Miranda charged that since the July 1979 revolution that brought the Sandinistas to power, Humberto Ortega has diverted more than $1.4 million from his ministry's budget into a Swiss bank account in the name of a company called Representaciones Multilaterales del Caribe.

In his speech yesterday, Humberto Ortega said drug and corruption charges against Sandinista officials were "calumnies." He did not refer to Miranda by name or discuss the allegations in detail. His references to these and other accusations by Miranda apparently came in response to written questions submitted to the Defense Ministry by The Washington Post along with a request for an interview. The ministry requested the questions, then declined to answer them.

In the interview today, President Ortega said the drug and bank account allegations were nothing new, but were being trotted out now as part of a Reagan administration effort to get Congress to approve new aid for the contras. He declined to comment specifically when asked about the companies mentioned by Miranda.

"Yes, the government of Nicaragua has different companies in different places, and they are legal," Ortega said. He described these as related to Nicaraguan efforts to circumvent a U.S. trade embargo by, for example, obtaining American spare parts through Panama. "Yes, this exists, but not in the form that Miranda is saying to damage the image" of Sandinista officials, Ortega said.

Such items as radios and cars are supplied to government and military officials "so they can carry out their funcions," Ortega said. "There is nothing illegal in all this."

Questioned about Miranda's charge that Nicaragua has trained Salvadoran guerrillas to use Soviet shoulder-fired antiaircraft missiles, Ortega would say only that "those who have received missiles are the contras, and we have mentioned the danger that exists that these missiles will fall into the hands of other armed groups in Central America and Latin America."

Regarding Nicaragua's plans, mentioned in the alleged protocols with the Soviet Union, to acquire MiG21 fighters, Ortega said: "Nicaragua has the right to possess these planes," although it would be better if all such aircraft "disappear from Central America." He added, "In this situation we need that plane because it is the only thing that can intercept contra supply flights."

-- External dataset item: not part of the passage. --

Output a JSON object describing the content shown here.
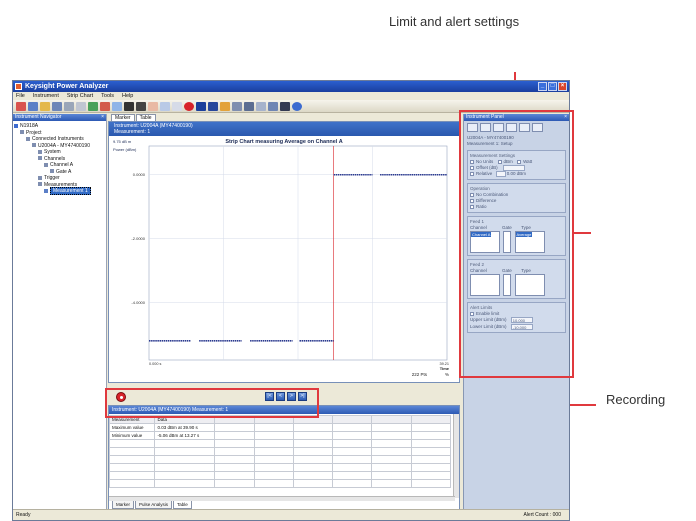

Ortega said the presentation of Miranda was a "desperate effort by President Reagan" to get more contra aid, which he said would "prolong the war" and violate the Central American peace plan. But he said Miranda's appearance also reflected a U.S. plan for the "Chileanization" of Nicaragua through "internal destablization." The United States supported opposition groups during the Chilean rule of Marxist president Salvador Allende.

It was in connection with the charge of destablization that, in his speech, President Ortega strongly cautioned opposition parties and media to act responsibly -- a statement taken as a warning not to make too much of the Miranda disclosures.

Wearing an olive-green military uniform as he addressed about 600 union delegates in the Olof Palme convention center here, Ortega said, "We cannot accept a so-called civic opposition that becomes a representative of counterrevolution and imperialism in our country . . . . The government and the Sandinista Front can have a little more patience, but the people can lose patience very rapidly."